Sir, [Gov. Gabriel Johnston]
Since our last to you of the 27th June 1745 We have received two letters from you dated June 6th 1746 & Janry 20th 1746/7.
In the first of these in answer to our complaint of your neglect in not writing to us nor transmitting any public papers you tell us you rather expected a reproof for troubling us too much as you had nothing to inform us but the miseries and hardships of the Province.
These certainly are as necessary to be communicated to us as any other matters that concern the Province and as you tell us you are preparing a state of the Province We desire it may be transmitted to us as soon as you can conveniently as it will be impossible for us without such information to judge what is proper for us to advise His Majesty to do.
As you have represented to us the inconveniences that attend the repeal of the quit rent law We would recommend to you to try to get another passed which may not be liable to the same objection in order to which you must take proper methods to oblige His Majesty's Council to attend their duty better than as it appears by your letter they do, otherwise it will be impossible for the affairs of the Province to be regulated as they ought to be.
Not one of the many pacquets which you mention in your other letter as sent by you has come to our hands which we cannot but think something extraordinary as we suppose there were at least Duplicates of them transmitted.
We hope the change of the seat of Government will be attended with the advantages you propose from it.
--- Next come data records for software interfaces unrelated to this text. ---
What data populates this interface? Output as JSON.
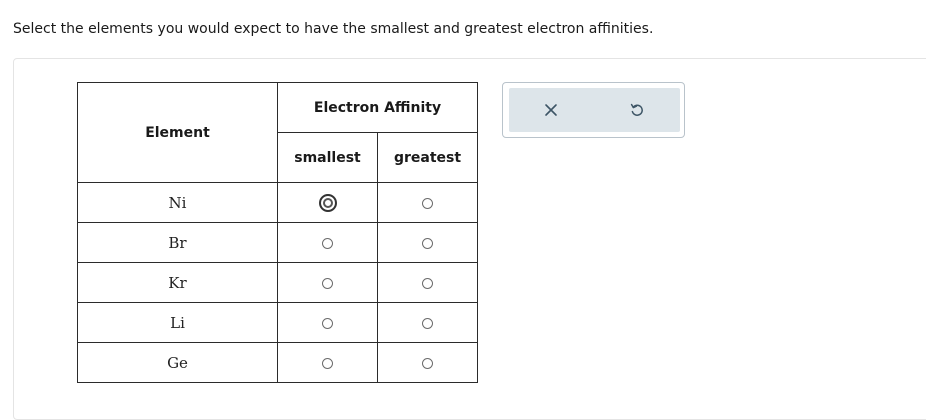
{
  "question": {
    "text": "Select the elements you would expect to have the smallest and greatest electron affinities."
  },
  "table": {
    "element_header": "Element",
    "group_header": "Electron Affinity",
    "col_smallest": "smallest",
    "col_greatest": "greatest",
    "rows": [
      {
        "element": "Ni",
        "smallest_selected": false,
        "greatest_selected": false
      },
      {
        "element": "Br",
        "smallest_selected": false,
        "greatest_selected": false
      },
      {
        "element": "Kr",
        "smallest_selected": false,
        "greatest_selected": false
      },
      {
        "element": "Li",
        "smallest_selected": false,
        "greatest_selected": false
      },
      {
        "element": "Ge",
        "smallest_selected": false,
        "greatest_selected": false
      }
    ]
  },
  "toolbox": {
    "clear_icon": "close-icon",
    "undo_icon": "undo-icon"
  },
  "colors": {
    "toolbox_bg": "#dde5ea",
    "toolbox_border": "#b9c3cb",
    "icon_color": "#3d5566"
  }
}
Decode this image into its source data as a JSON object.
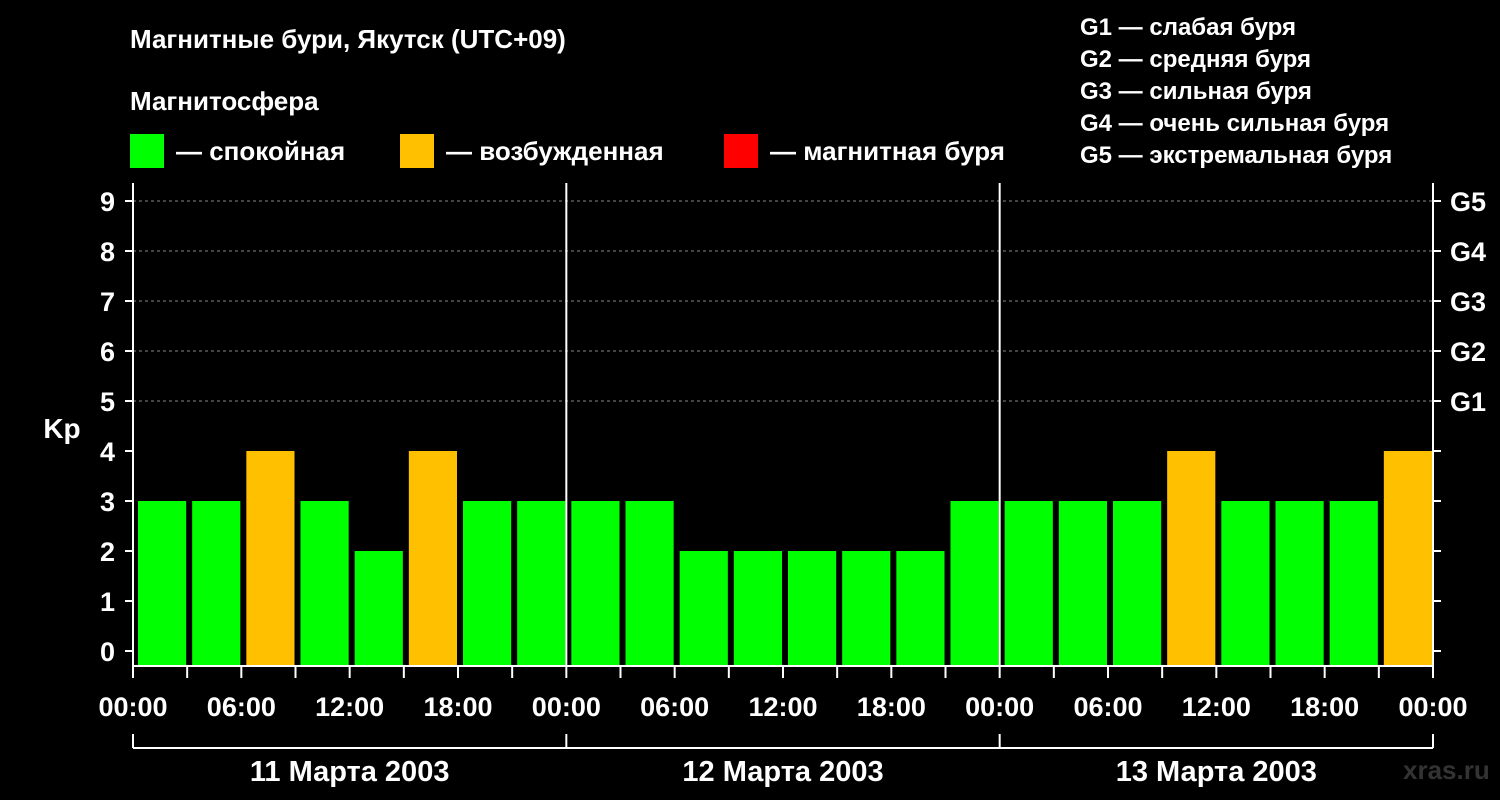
{
  "title": "Магнитные бури, Якутск (UTC+09)",
  "legend": {
    "heading": "Магнитосфера",
    "items": [
      {
        "label": "— спокойная",
        "color": "#00ff00"
      },
      {
        "label": "— возбужденная",
        "color": "#ffc000"
      },
      {
        "label": "— магнитная буря",
        "color": "#ff0000"
      }
    ]
  },
  "storm_levels": [
    "G1 — слабая буря",
    "G2 — средняя буря",
    "G3 — сильная буря",
    "G4 — очень сильная буря",
    "G5 — экстремальная буря"
  ],
  "watermark": "xras.ru",
  "chart_data": {
    "type": "bar",
    "ylabel": "Kp",
    "ylim": [
      0,
      9
    ],
    "yticks": [
      0,
      1,
      2,
      3,
      4,
      5,
      6,
      7,
      8,
      9
    ],
    "right_ticks": [
      {
        "value": 5,
        "label": "G1"
      },
      {
        "value": 6,
        "label": "G2"
      },
      {
        "value": 7,
        "label": "G3"
      },
      {
        "value": 8,
        "label": "G4"
      },
      {
        "value": 9,
        "label": "G5"
      }
    ],
    "grid": "dashed horizontal at Kp 5–9",
    "xtick_labels": [
      "00:00",
      "06:00",
      "12:00",
      "18:00",
      "00:00",
      "06:00",
      "12:00",
      "18:00",
      "00:00",
      "06:00",
      "12:00",
      "18:00",
      "00:00"
    ],
    "days": [
      "11 Марта 2003",
      "12 Марта 2003",
      "13 Марта 2003"
    ],
    "bar_interval_hours": 3,
    "values": [
      3,
      3,
      4,
      3,
      2,
      4,
      3,
      3,
      3,
      3,
      2,
      2,
      2,
      2,
      2,
      3,
      3,
      3,
      3,
      4,
      3,
      3,
      3,
      4
    ],
    "colors": {
      "quiet": "#00ff00",
      "active": "#ffc000",
      "storm": "#ff0000"
    }
  }
}
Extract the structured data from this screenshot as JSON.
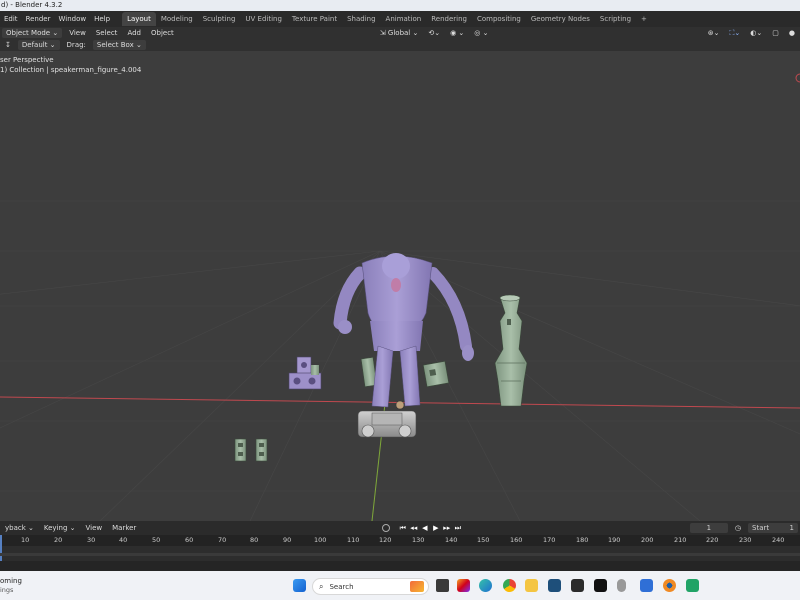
{
  "window": {
    "title": "d) - Blender 4.3.2"
  },
  "menubar": {
    "items": [
      "Edit",
      "Render",
      "Window",
      "Help"
    ],
    "workspaces": [
      "Layout",
      "Modeling",
      "Sculpting",
      "UV Editing",
      "Texture Paint",
      "Shading",
      "Animation",
      "Rendering",
      "Compositing",
      "Geometry Nodes",
      "Scripting"
    ],
    "add_tab": "+"
  },
  "header": {
    "mode": "Object Mode",
    "menus": [
      "View",
      "Select",
      "Add",
      "Object"
    ],
    "orientation": "Global"
  },
  "toolbar": {
    "orientation_label": "Default",
    "drag_label": "Drag:",
    "drag_value": "Select Box"
  },
  "viewport": {
    "view_name": "ser Perspective",
    "collection_line": "1) Collection | speakerman_figure_4.004"
  },
  "timeline": {
    "menus": [
      "yback",
      "Keying",
      "View",
      "Marker"
    ],
    "current_frame": "1",
    "start_label": "Start",
    "start_value": "1",
    "ticks": [
      "10",
      "20",
      "30",
      "40",
      "50",
      "60",
      "70",
      "80",
      "90",
      "100",
      "110",
      "120",
      "130",
      "140",
      "150",
      "160",
      "170",
      "180",
      "190",
      "200",
      "210",
      "220",
      "230",
      "240"
    ]
  },
  "taskbar": {
    "notification_line1": "oming",
    "notification_line2": "ings",
    "search_placeholder": "Search"
  },
  "colors": {
    "accent": "#5680c2",
    "figure_purple": "#9b8fc7",
    "prop_green": "#9aaf9a",
    "x_axis": "#c0494f",
    "y_axis": "#7fa83a"
  }
}
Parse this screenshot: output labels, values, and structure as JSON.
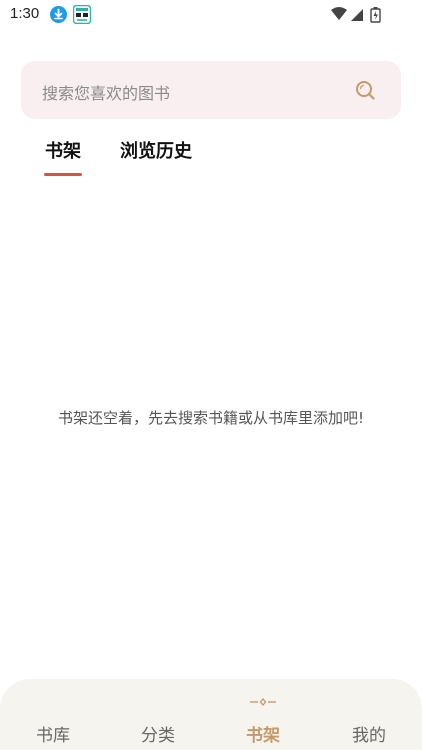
{
  "status_bar": {
    "time": "1:30",
    "icons": [
      "download-icon",
      "app-icon",
      "wifi-icon",
      "signal-icon",
      "battery-icon"
    ]
  },
  "search": {
    "placeholder": "搜索您喜欢的图书",
    "icon": "search-icon",
    "accent": "#c49a6c"
  },
  "tabs": [
    {
      "label": "书架",
      "active": true
    },
    {
      "label": "浏览历史",
      "active": false
    }
  ],
  "tab_indicator_color": "#d9514a",
  "empty_state": {
    "message": "书架还空着，先去搜索书籍或从书库里添加吧!"
  },
  "bottom_nav": {
    "items": [
      {
        "label": "书库",
        "active": false
      },
      {
        "label": "分类",
        "active": false
      },
      {
        "label": "书架",
        "active": true
      },
      {
        "label": "我的",
        "active": false
      }
    ],
    "active_color": "#c49a6c"
  }
}
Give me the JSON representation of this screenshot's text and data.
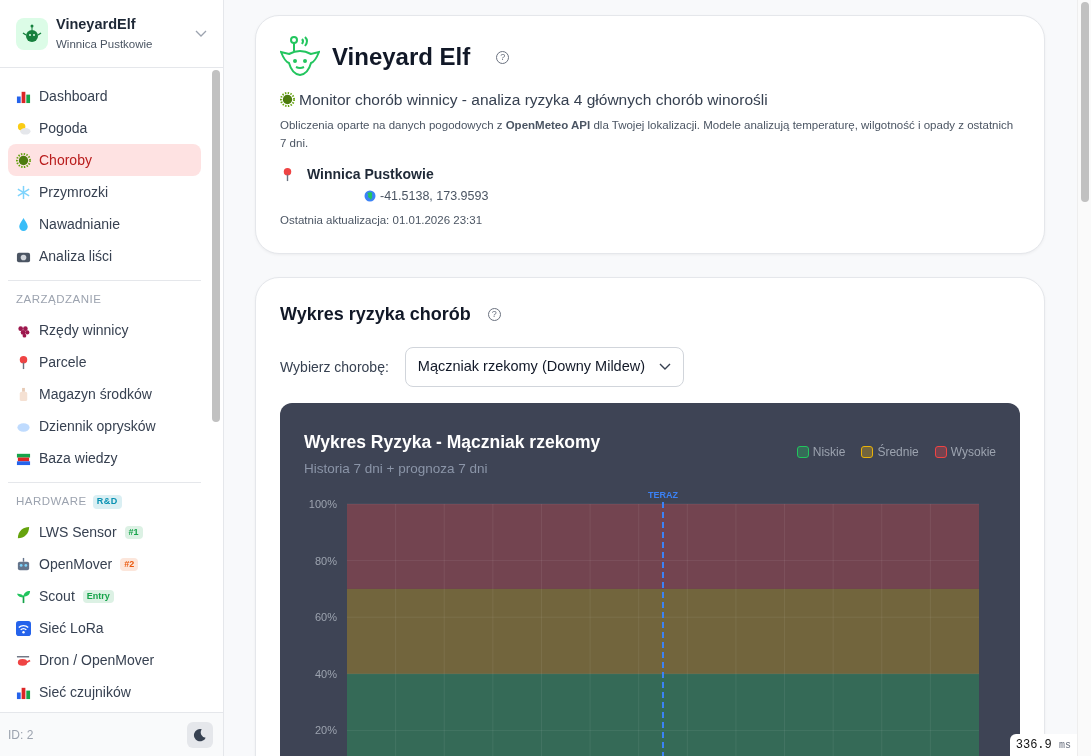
{
  "sidebar": {
    "brand": {
      "title": "VineyardElf",
      "subtitle": "Winnica Pustkowie"
    },
    "sections": [
      {
        "items": [
          {
            "label": "Dashboard",
            "selected": false
          },
          {
            "label": "Pogoda",
            "selected": false
          },
          {
            "label": "Choroby",
            "selected": true
          },
          {
            "label": "Przymrozki",
            "selected": false
          },
          {
            "label": "Nawadnianie",
            "selected": false
          },
          {
            "label": "Analiza liści",
            "selected": false
          }
        ]
      },
      {
        "heading": "ZARZĄDZANIE",
        "items": [
          {
            "label": "Rzędy winnicy",
            "selected": false
          },
          {
            "label": "Parcele",
            "selected": false
          },
          {
            "label": "Magazyn środków",
            "selected": false
          },
          {
            "label": "Dziennik oprysków",
            "selected": false
          },
          {
            "label": "Baza wiedzy",
            "selected": false
          }
        ]
      },
      {
        "heading": "HARDWARE",
        "heading_badge": {
          "text": "R&D",
          "color": "#0891b2"
        },
        "items": [
          {
            "label": "LWS Sensor",
            "selected": false,
            "badge": {
              "text": "#1",
              "color": "#16a34a"
            }
          },
          {
            "label": "OpenMover",
            "selected": false,
            "badge": {
              "text": "#2",
              "color": "#ea580c"
            }
          },
          {
            "label": "Scout",
            "selected": false,
            "badge": {
              "text": "Entry",
              "color": "#16a34a"
            }
          },
          {
            "label": "Sieć LoRa",
            "selected": false
          },
          {
            "label": "Dron / OpenMover",
            "selected": false
          },
          {
            "label": "Sieć czujników",
            "selected": false
          }
        ]
      }
    ],
    "footer": {
      "id_text": "ID: 2"
    }
  },
  "header_card": {
    "title": "Vineyard Elf",
    "help_mark": "?",
    "subtitle": "Monitor chorób winnicy - analiza ryzyka 4 głównych chorób winorośli",
    "description": "Obliczenia oparte na danych pogodowych z **OpenMeteo API** dla Twojej lokalizacji. Modele analizują temperaturę, wilgotność i opady z ostatnich 7 dni.",
    "location": "Winnica Pustkowie",
    "coordinates": "-41.5138, 173.9593",
    "updated": "Ostatnia aktualizacja: 01.01.2026 23:31"
  },
  "chart_card": {
    "title": "Wykres ryzyka chorób",
    "help_mark": "?",
    "select_label": "Wybierz chorobę:",
    "select_value": "Mączniak rzekomy (Downy Mildew)",
    "panel": {
      "title": "Wykres Ryzyka - Mączniak rzekomy",
      "subtitle": "Historia 7 dni + prognoza 7 dni",
      "legend": [
        {
          "label": "Niskie",
          "color": "#22c55e"
        },
        {
          "label": "Średnie",
          "color": "#eab308"
        },
        {
          "label": "Wysokie",
          "color": "#ef4444"
        }
      ],
      "axis_labels": [
        "100%",
        "80%",
        "60%",
        "40%",
        "20%"
      ],
      "now_label": "TERAZ"
    }
  },
  "timing": {
    "value": "336.9",
    "unit": "ms"
  }
}
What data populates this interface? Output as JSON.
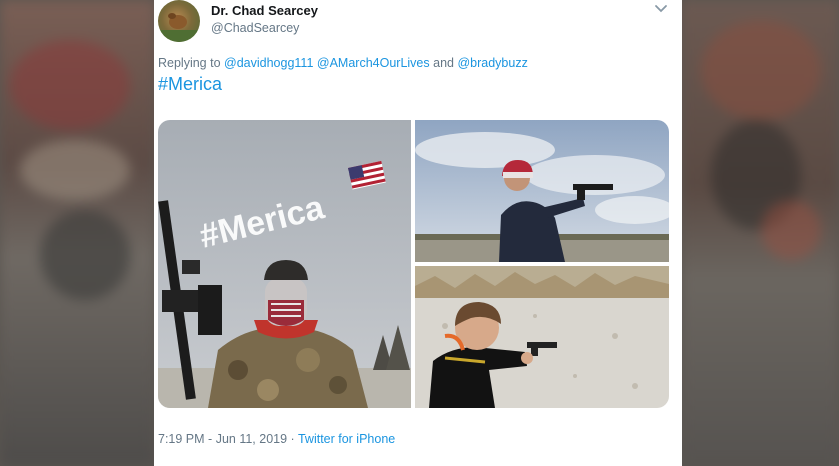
{
  "tweet": {
    "display_name": "Dr. Chad Searcey",
    "handle": "@ChadSearcey",
    "replying_prefix": "Replying to",
    "replying_to": [
      "@davidhogg111",
      "@AMarch4OurLives"
    ],
    "replying_and": "and",
    "replying_last": "@bradybuzz",
    "text": "#Merica",
    "photo_overlay_text": "#Merica",
    "time": "7:19 PM",
    "date_separator": "-",
    "date": "Jun 11, 2019",
    "source_separator": "·",
    "source": "Twitter for iPhone"
  },
  "icons": {
    "menu": "chevron-down-icon",
    "flag": "us-flag-icon"
  },
  "colors": {
    "link": "#1b95e0",
    "secondary_text": "#657786",
    "primary_text": "#14171a"
  }
}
We must here renew our instance to you that you do from time to time inform us of your proceedings and transmit all such public papers as your instructions require of you—So we bid you heartily farewell and are Your very loving friends, &c.,